- [WORK ITEM]
Please print all of the records that follow with nothing altered.

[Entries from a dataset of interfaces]

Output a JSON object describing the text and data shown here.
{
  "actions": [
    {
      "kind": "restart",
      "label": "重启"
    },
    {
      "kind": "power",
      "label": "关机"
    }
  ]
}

- [ANSWER SPACE]
Output a JSON object describing the text and data shown here.
{
  "actions": [
    {
      "kind": "restart",
      "label": "重启"
    },
    {
      "kind": "power",
      "label": "关机"
    }
  ]
}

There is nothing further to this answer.